By The Numbers: Interracial Marriage Data

Kim Kardashian and Kanye West arrive at the 2016 MTV Video Music Awards in New York (The Huffington Post)

FILE PHOTO – Kim Kardashian and Kanye West arrive at the 2016 MTV Video Music Awards in New York, U.S., August 28, 2016. REUTERS/Eduardo Munoz/File Photo

The 50th anniversary of the Loving v. Virginia case is soon approaching. The case struck down bans on interracial marriage, and continues to resonate today. With that in mind, I was curious to see any data on interracial marriages: Has the number gone up? Has societal disapproval gone down?

Let’s take a look:

Who’s Marrying Out?

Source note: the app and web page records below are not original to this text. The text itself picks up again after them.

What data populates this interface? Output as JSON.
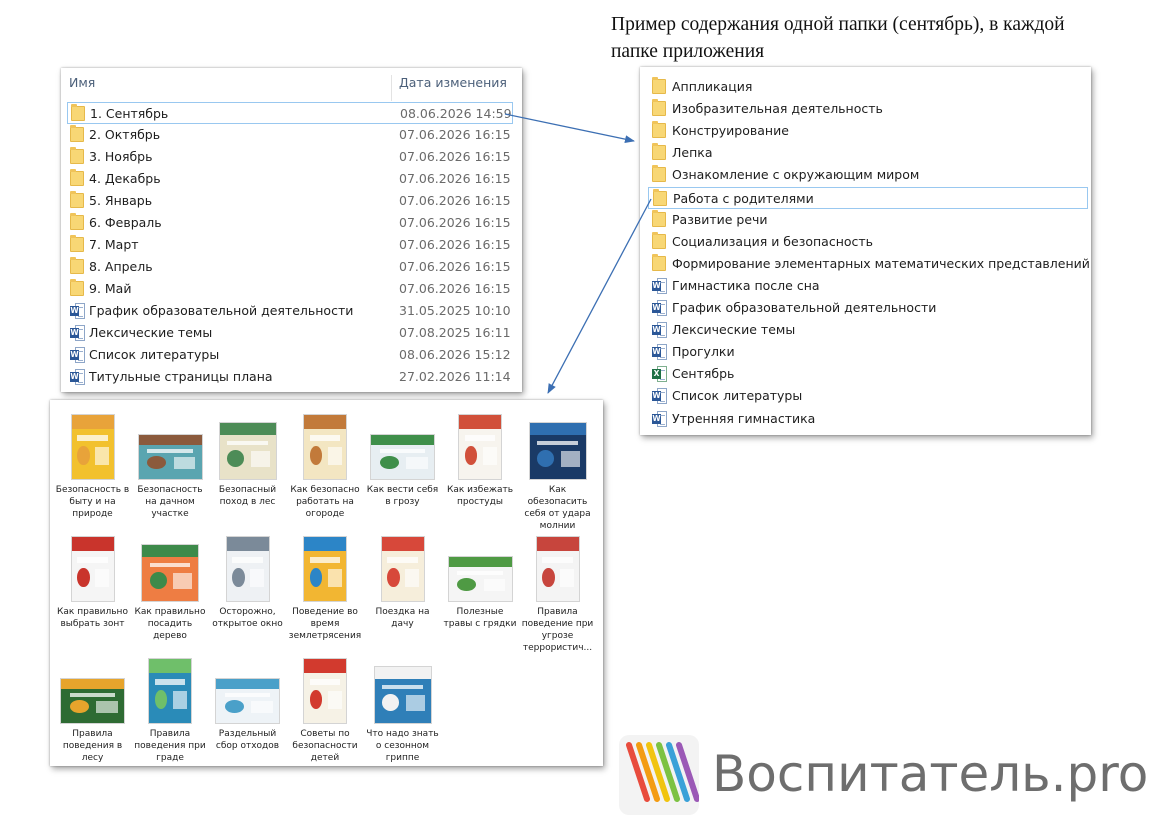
{
  "caption": {
    "line1": "Пример содержания одной папки (сентябрь), в каждой",
    "line2": "папке приложения"
  },
  "explorer_left": {
    "headers": {
      "name": "Имя",
      "date": "Дата изменения"
    },
    "items": [
      {
        "icon": "folder-icon",
        "name": "1. Сентябрь",
        "date": "08.06.2026 14:59",
        "selected": true
      },
      {
        "icon": "folder-icon",
        "name": "2. Октябрь",
        "date": "07.06.2026 16:15"
      },
      {
        "icon": "folder-icon",
        "name": "3. Ноябрь",
        "date": "07.06.2026 16:15"
      },
      {
        "icon": "folder-icon",
        "name": "4. Декабрь",
        "date": "07.06.2026 16:15"
      },
      {
        "icon": "folder-icon",
        "name": "5. Январь",
        "date": "07.06.2026 16:15"
      },
      {
        "icon": "folder-icon",
        "name": "6. Февраль",
        "date": "07.06.2026 16:15"
      },
      {
        "icon": "folder-icon",
        "name": "7. Март",
        "date": "07.06.2026 16:15"
      },
      {
        "icon": "folder-icon",
        "name": "8. Апрель",
        "date": "07.06.2026 16:15"
      },
      {
        "icon": "folder-icon",
        "name": "9. Май",
        "date": "07.06.2026 16:15"
      },
      {
        "icon": "word-doc-icon",
        "name": "График образовательной деятельности",
        "date": "31.05.2025 10:10"
      },
      {
        "icon": "word-doc-icon",
        "name": "Лексические темы",
        "date": "07.08.2025 16:11"
      },
      {
        "icon": "word-doc-icon",
        "name": "Список литературы",
        "date": "08.06.2026 15:12"
      },
      {
        "icon": "word-doc-icon",
        "name": "Титульные страницы плана",
        "date": "27.02.2026 11:14"
      }
    ]
  },
  "explorer_right": {
    "items": [
      {
        "icon": "folder-icon",
        "name": "Аппликация"
      },
      {
        "icon": "folder-icon",
        "name": "Изобразительная деятельность"
      },
      {
        "icon": "folder-icon",
        "name": "Конструирование"
      },
      {
        "icon": "folder-icon",
        "name": "Лепка"
      },
      {
        "icon": "folder-icon",
        "name": "Ознакомление с окружающим миром"
      },
      {
        "icon": "folder-icon",
        "name": "Работа с родителями",
        "selected": true
      },
      {
        "icon": "folder-icon",
        "name": "Развитие речи"
      },
      {
        "icon": "folder-icon",
        "name": "Социализация и безопасность"
      },
      {
        "icon": "folder-icon",
        "name": "Формирование элементарных математических представлений"
      },
      {
        "icon": "word-doc-icon",
        "name": "Гимнастика после сна"
      },
      {
        "icon": "word-doc-icon",
        "name": "График образовательной деятельности"
      },
      {
        "icon": "word-doc-icon",
        "name": "Лексические темы"
      },
      {
        "icon": "word-doc-icon",
        "name": "Прогулки"
      },
      {
        "icon": "excel-doc-icon",
        "name": "Сентябрь"
      },
      {
        "icon": "word-doc-icon",
        "name": "Список литературы"
      },
      {
        "icon": "word-doc-icon",
        "name": "Утренняя гимнастика"
      }
    ]
  },
  "thumbnails": [
    {
      "label": "Безопасность в быту и на природе",
      "colors": [
        "#f2c12e",
        "#e8a33a"
      ],
      "shape": "portrait"
    },
    {
      "label": "Безопасность на дачном участке",
      "colors": [
        "#5aa5b0",
        "#8b5a3c"
      ],
      "shape": "landscape"
    },
    {
      "label": "Безопасный поход в лес",
      "colors": [
        "#e8e2c8",
        "#4d8c57"
      ],
      "shape": "square"
    },
    {
      "label": "Как безопасно работать на огороде",
      "colors": [
        "#f3e6c2",
        "#c27a3a"
      ],
      "shape": "portrait"
    },
    {
      "label": "Как вести себя в грозу",
      "colors": [
        "#e7eef2",
        "#3f8f4a"
      ],
      "shape": "landscape"
    },
    {
      "label": "Как избежать простуды",
      "colors": [
        "#f7f4ee",
        "#d1503a"
      ],
      "shape": "portrait"
    },
    {
      "label": "Как обезопасить себя от удара молнии",
      "colors": [
        "#1a3a66",
        "#2f6fb0"
      ],
      "shape": "square"
    },
    {
      "label": "Как правильно выбрать зонт",
      "colors": [
        "#f5f5f5",
        "#c9342c"
      ],
      "shape": "portrait"
    },
    {
      "label": "Как правильно посадить дерево",
      "colors": [
        "#ee7d43",
        "#3d8a4a"
      ],
      "shape": "square"
    },
    {
      "label": "Осторожно, открытое окно",
      "colors": [
        "#eef1f4",
        "#7b8a99"
      ],
      "shape": "portrait"
    },
    {
      "label": "Поведение во время землетрясения",
      "colors": [
        "#f2b632",
        "#2c85c7"
      ],
      "shape": "portrait"
    },
    {
      "label": "Поездка на дачу",
      "colors": [
        "#f6eedb",
        "#d7483a"
      ],
      "shape": "portrait"
    },
    {
      "label": "Полезные травы с грядки",
      "colors": [
        "#f5f5f5",
        "#4f9a44"
      ],
      "shape": "landscape"
    },
    {
      "label": "Правила поведение при угрозе террористич...",
      "colors": [
        "#f4f4f4",
        "#c7453d"
      ],
      "shape": "portrait"
    },
    {
      "label": "Правила поведения в лесу",
      "colors": [
        "#2e6b33",
        "#e6a42c"
      ],
      "shape": "landscape"
    },
    {
      "label": "Правила поведения при граде",
      "colors": [
        "#2a8bb8",
        "#6fbf6a"
      ],
      "shape": "portrait"
    },
    {
      "label": "Раздельный сбор отходов",
      "colors": [
        "#eef3f7",
        "#4aa0c9"
      ],
      "shape": "landscape"
    },
    {
      "label": "Советы по безопасности детей",
      "colors": [
        "#f6f2e6",
        "#d23a2e"
      ],
      "shape": "portrait"
    },
    {
      "label": "Что надо знать о сезонном гриппе",
      "colors": [
        "#2f7fb8",
        "#f2f2f2"
      ],
      "shape": "square"
    }
  ],
  "brand": {
    "text": "Воспитатель.pro",
    "logo_icon": "pencils-logo-icon",
    "logo_colors": [
      "#e84c3d",
      "#f39c12",
      "#f1c40f",
      "#7dc242",
      "#3aa1d8",
      "#9b59b6"
    ]
  },
  "arrow_color": "#3c6fb3"
}
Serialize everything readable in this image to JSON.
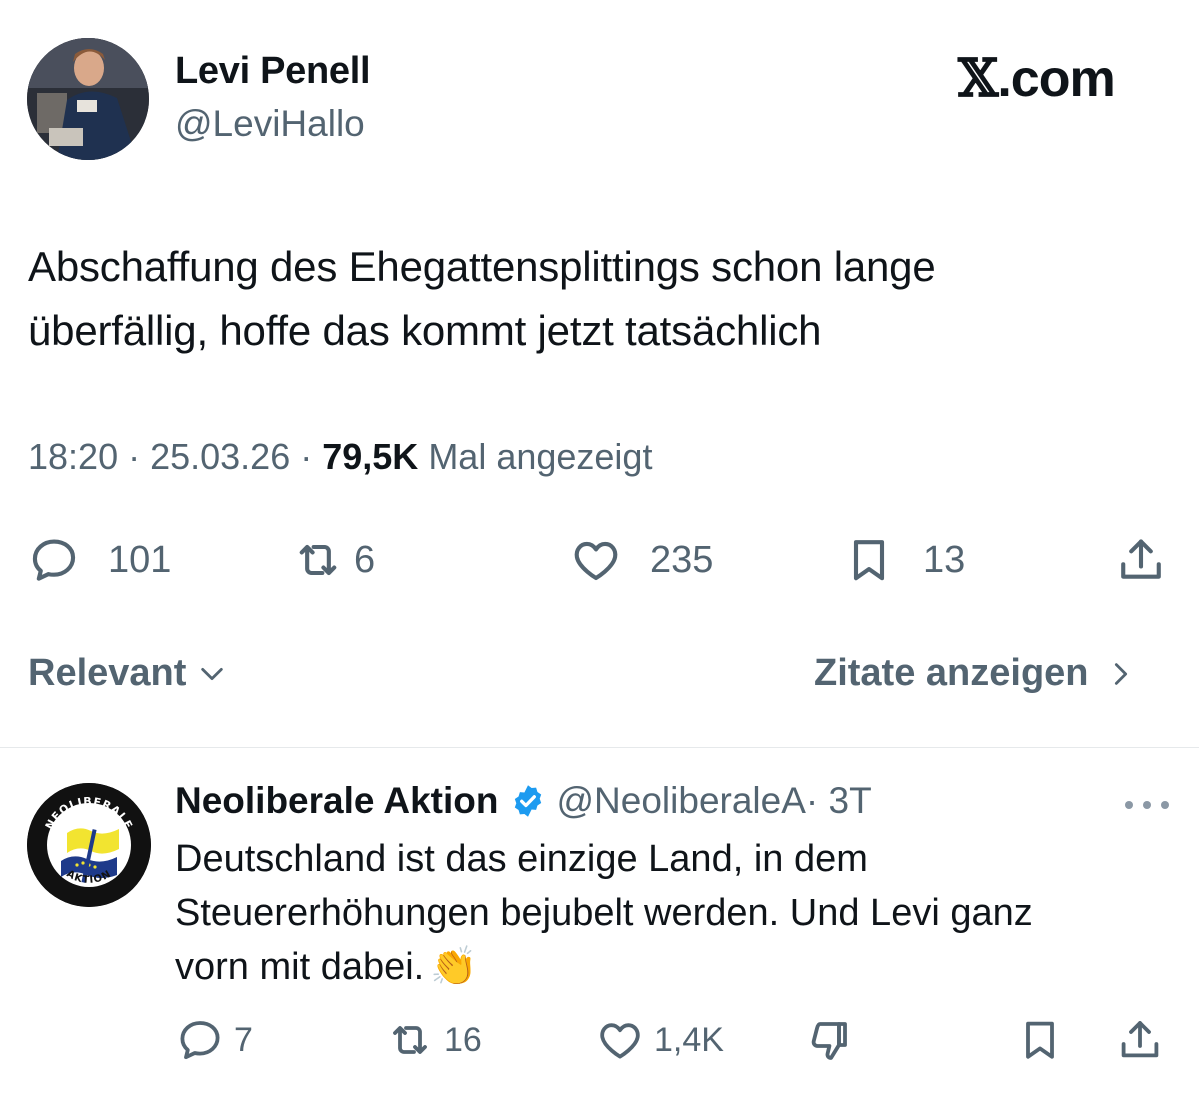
{
  "author": {
    "name": "Levi Penell",
    "handle": "@LeviHallo"
  },
  "brand": {
    "x": "𝕏",
    "suffix": ".com"
  },
  "tweet": {
    "text_line1": "Abschaffung des Ehegattensplittings schon lange",
    "text_line2": "überfällig, hoffe das kommt jetzt tatsächlich"
  },
  "meta": {
    "time": "18:20",
    "sep1": " · ",
    "date": "25.03.26",
    "sep2": " · ",
    "views": "79,5K",
    "views_label": " Mal angezeigt"
  },
  "actions": {
    "replies": "101",
    "reposts": "6",
    "likes": "235",
    "bookmarks": "13"
  },
  "sort": {
    "label": "Relevant"
  },
  "quotes": {
    "label": "Zitate anzeigen"
  },
  "reply": {
    "name": "Neoliberale Aktion",
    "handle": "@NeoliberaleA",
    "age": " · 3T",
    "avatar_top_text": "NEOLIBERALE",
    "avatar_bottom_text": "AKTION",
    "line1": "Deutschland ist das einzige Land, in dem",
    "line2": "Steuererhöhungen bejubelt werden. Und Levi ganz",
    "line3": "vorn mit dabei.",
    "emoji": "👏",
    "actions": {
      "replies": "7",
      "reposts": "16",
      "likes": "1,4K"
    }
  },
  "colors": {
    "text": "#0f1419",
    "secondary": "#536471",
    "verified": "#1d9bf0",
    "divider": "#e6e9eb"
  }
}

  • In 1970, less than 1% of all married couples were interracial.
  • In 1980, 6%+ of newlyweds were interracial, and only 3% of all marriages were interracial.
  • In 2013, 12% of newlyweds (a record high) married someone of a different race, and 6.3% of all marriages were interracial.
The Absolute Rise of Intermarriage (Priceonomics)

The Absolute Rise of Intermarriage (Priceonomics)

Who’s Down with Marrying Out?

  • In 1986, only 30% of survey respondents felt interracial marriage is acceptable for everyone. But that same percentage of respondents did not feel interracial marriage was acceptable for anyone.
  • In 2009, 83% of survey respondents were accepting of interracial marriage.
  • In 2012, 93% of people approve of interracial marriage.

And let’s end on one more noteworthy statistic that warms my heart and gives me hope for the future:

“More than four-in-ten Americans (43%) say that more people of different races marrying each other has been a change for the better in our society.”

 

 

Brittney Griner/Glory Johnson Annulment: How Many Same-Sex Marriages End?

Glory Johnson and Brittney Griner (Forward Times Online)

Glory Johnson and Brittney Griner (Forward Times Online)

Phoenix Mercury star Brittney Griner filed for an annulment from her wife Glory Johnson, who plays for the Tulsa Shock. The two WNBA stars married May 8th, and Johnson announced her pregnancy June 4th.

With acceptance of same-sex marriage gaining ground, divorce will naturally follow. But how many same-sex marriages end?

It’s hard, and probably too early, to find concrete and up-to-date statistics on this. In 2011, UCLA’s Williams Institute found that same-sex couples who’ve formalized their commitment had a divorce rate of 1%+. This is lower than the annual divorce rate of heterosexual married couples, which is 2%.

Around 150K same-sex couples have married or otherwise committed to each other, so that would mean around 3K same-sex couples divorce each year. I couldn’t find any stats solely for annulments.

But in 2013, Pew Research Center’s FactTank found that same-sex marriages numbered around 71K+. It did take into account that there might be some underreporting going on.

As time passes and more same-sex marriages and divorces/annulments/separations are recorded, we’ll be able to see a clearer picture of any trends.

 

How Many Countries Offer Paternity Leave?

Dad with newborn baby (Babble)

Dad with newborn baby (Babble)

Happy Friday! Last month, Massachusetts passed a law requiring businesses to give eight weeks of paternity leave. That’s right, paternity leave. For the fathers. The U.S. doesn’t have a paid paternity leave policy (come on, we don’t even have a paid maternity leave policy), though the 1993 Family and Medical Leave Act offers 12 weeks of protection, but only if the employee has been working for the company for over a year and the company contains over 50 people. The new law would include companies with a minimum of six employees.

Work-life balance is increasingly becoming more of a concern for men as well as women, and the concept comes sharply into focus with the addition of children. The U.S. lags behind other countries in our paternity leave policies. A 2013 Pew Research Center study examined 38 countries, and found that 25 of them have guaranteed paternity leave for new fathers. Time off can range from less than one week to over eight weeks.

Several countries that offer paternity leave are within Europe. Norway, Ireland, Iceland, Slovenia, Sweden and Germany have protected paternity leave, which would allow a new father time off secure that he’ll be able to return to his job without being fired or let go. At least a portion of this time off is required to be paid, except in Ireland.

South Korea also has a paternity leave policy, in which new fathers can take up to five days off. But parents with children under three years old can request to work part- or full-time for one year to care for their child. It appears that this policy applies to both mothers and fathers.

Hopefully this new law will push policy towards a national paid leave policy, for both mothers and fathers.